We became Saints the moment when washed by the blood of Christ. That moment we Confessed and affirmed Christ to be the Lord of our life, we conferred to partook in his blood which was shed for the remission of sins – a process called sanctification, hence we became saints. Entrance into sainthood at that time does not infer total ejection of past feelings that leads to sin, we will still struggle with them and neither should these struggles disqualify us from sainthood – we are still saints, it is a status we possess as long as we are in Christ (see Hebrews 10:10, 14, 1 Corinthians 1:2 NKJV).

We are not to look back to admissions of our former lives despite the inadequacies that contradicts our present status but to look forward perfecting holiness in the fear of God (see 2 Corinthians 7:1 NKJV) until we come to the full nature of Christ.
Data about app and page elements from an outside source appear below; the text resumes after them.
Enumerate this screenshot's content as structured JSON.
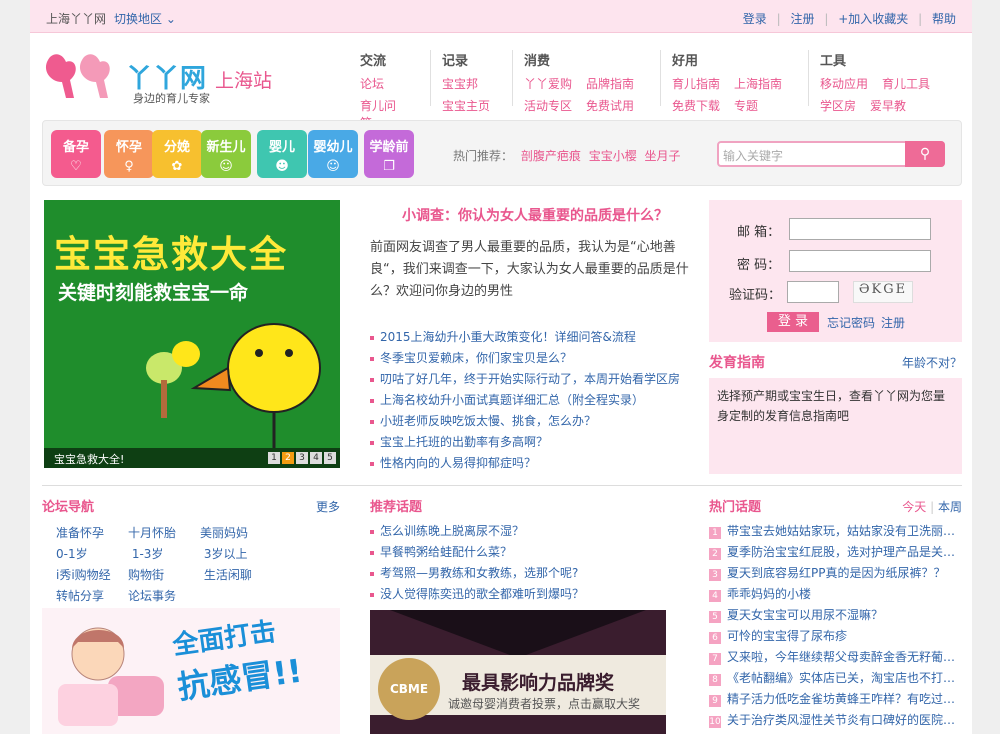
{
  "topbar": {
    "city": "上海丫丫网",
    "switch": "切换地区",
    "links": [
      "登录",
      "注册",
      "+加入收藏夹",
      "帮助"
    ]
  },
  "logo": {
    "brand": "丫丫网",
    "station": "上海站",
    "slogan": "身边的育儿专家"
  },
  "nav": [
    {
      "title": "交流",
      "links": [
        "论坛",
        "育儿问答"
      ]
    },
    {
      "title": "记录",
      "links": [
        "宝宝邦",
        "宝宝主页"
      ]
    },
    {
      "title": "消费",
      "links": [
        "丫丫爱购",
        "品牌指南",
        "活动专区",
        "免费试用"
      ]
    },
    {
      "title": "好用",
      "links": [
        "育儿指南",
        "上海指南",
        "免费下载",
        "专题"
      ]
    },
    {
      "title": "工具",
      "links": [
        "移动应用",
        "育儿工具",
        "学区房",
        "爱早教"
      ]
    }
  ],
  "categories": [
    {
      "label": "备孕",
      "color": "#f45b8e",
      "icon": "heart-icon"
    },
    {
      "label": "怀孕",
      "color": "#f6965b",
      "icon": "pregnant-icon"
    },
    {
      "label": "分娩",
      "color": "#f7c02f",
      "icon": "flower-icon"
    },
    {
      "label": "新生儿",
      "color": "#8bcb3c",
      "icon": "baby-icon"
    },
    {
      "label": "婴儿",
      "color": "#3fc6b0",
      "icon": "stroller-icon"
    },
    {
      "label": "婴幼儿",
      "color": "#49a9e6",
      "icon": "smile-icon"
    },
    {
      "label": "学龄前",
      "color": "#c46ad9",
      "icon": "book-icon"
    }
  ],
  "hot": {
    "label": "热门推荐：",
    "links": [
      "剖腹产疤痕",
      "宝宝小樱",
      "坐月子"
    ]
  },
  "search": {
    "placeholder": "输入关键字"
  },
  "banner": {
    "title": "宝宝急救大全",
    "subtitle": "关键时刻能救宝宝一命",
    "caption": "宝宝急救大全!",
    "pages": [
      "1",
      "2",
      "3",
      "4",
      "5"
    ],
    "active_page": "2"
  },
  "survey": {
    "title": "小调查：你认为女人最重要的品质是什么？",
    "body": "前面网友调查了男人最重要的品质，我认为是“心地善良“，我们来调查一下，大家认为女人最重要的品质是什么？欢迎问你身边的男性"
  },
  "news": [
    "2015上海幼升小重大政策变化！详细问答&流程",
    "冬季宝贝爱赖床，你们家宝贝是么？",
    "叨咕了好几年，终于开始实际行动了，本周开始看学区房",
    "上海名校幼升小面试真题详细汇总（附全程实录）",
    "小班老师反映吃饭太慢、挑食，怎么办？",
    "宝宝上托班的出勤率有多高啊？",
    "性格内向的人易得抑郁症吗？"
  ],
  "login": {
    "email_label": "邮  箱：",
    "password_label": "密  码：",
    "captcha_label": "验证码：",
    "captcha_text": "ӘKGE",
    "submit": "登 录",
    "forgot": "忘记密码",
    "register": "注册"
  },
  "growth": {
    "title": "发育指南",
    "more": "年龄不对？",
    "body": "选择预产期或宝宝生日，查看丫丫网为您量身定制的发育信息指南吧"
  },
  "forum": {
    "title": "论坛导航",
    "more": "更多",
    "items": [
      "准备怀孕",
      "十月怀胎",
      "美丽妈妈",
      "0-1岁",
      "1-3岁",
      "3岁以上",
      "i秀i购物经",
      "购物街",
      "生活闲聊",
      "转帖分享",
      "论坛事务"
    ]
  },
  "flu": {
    "line1": "全面打击",
    "line2": "抗感冒!!"
  },
  "topics": {
    "title": "推荐话题",
    "items": [
      "怎么训练晚上脱离尿不湿？",
      "早餐鸭粥给蛙配什么菜？",
      "考驾照—男教练和女教练，选那个呢?",
      "没人觉得陈奕迅的歌全都难听到爆吗？"
    ]
  },
  "award": {
    "title": "最具影响力品牌奖",
    "subtitle": "诚邀母婴消费者投票，点击赢取大奖",
    "seal": "CBME"
  },
  "hottopic": {
    "title": "热门话题",
    "tab_today": "今天",
    "tab_week": "本周",
    "items": [
      "带宝宝去她姑姑家玩，姑姑家没有卫洗丽…",
      "夏季防治宝宝红屁股，选对护理产品是关…",
      "夏天到底容易红PP真的是因为纸尿裤？？",
      "乖乖妈妈的小楼",
      "夏天女宝宝可以用尿不湿嘛？",
      "可怜的宝宝得了尿布疹",
      "又来啦，今年继续帮父母卖醉金香无籽葡…",
      "《老帖翻编》实体店已关，淘宝店也不打…",
      "精子活力低吃金雀坊黄蜂王咋样？有吃过…",
      "关于治疗类风湿性关节炎有口碑好的医院…"
    ]
  }
}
Living gracefully by the help of the Spirit and not succumbing to our fleshly desires that do not please God (see Romans 8). Renewing our minds daily by the word of God (see James 1:21 NKJV).

Why it is important to ascribe the status of saint to self?

There is danger in not possessing our status. It is important for us to ascertain our status as saints because our beliefs shape our perception of reality. When we ascribe sainthood to ourselves, we unconsciously create an environment where we force ourselves to live what we call ourselves even though we are not genuine or not reached perfection. Not ascribing this status to ourselves creates vice versa, slurring of holiness and more so no inclination towards perfection. This leads to undisciplined Christians that gives opportunity to sin.

Therefore Paul’s exhortation is : But fornication and all uncleanness or covetousness, let it not even be named among you, as is fitting for saints; (see Ephesians 5:3 NKJV).

What is your name again? You are St.<put your name here>.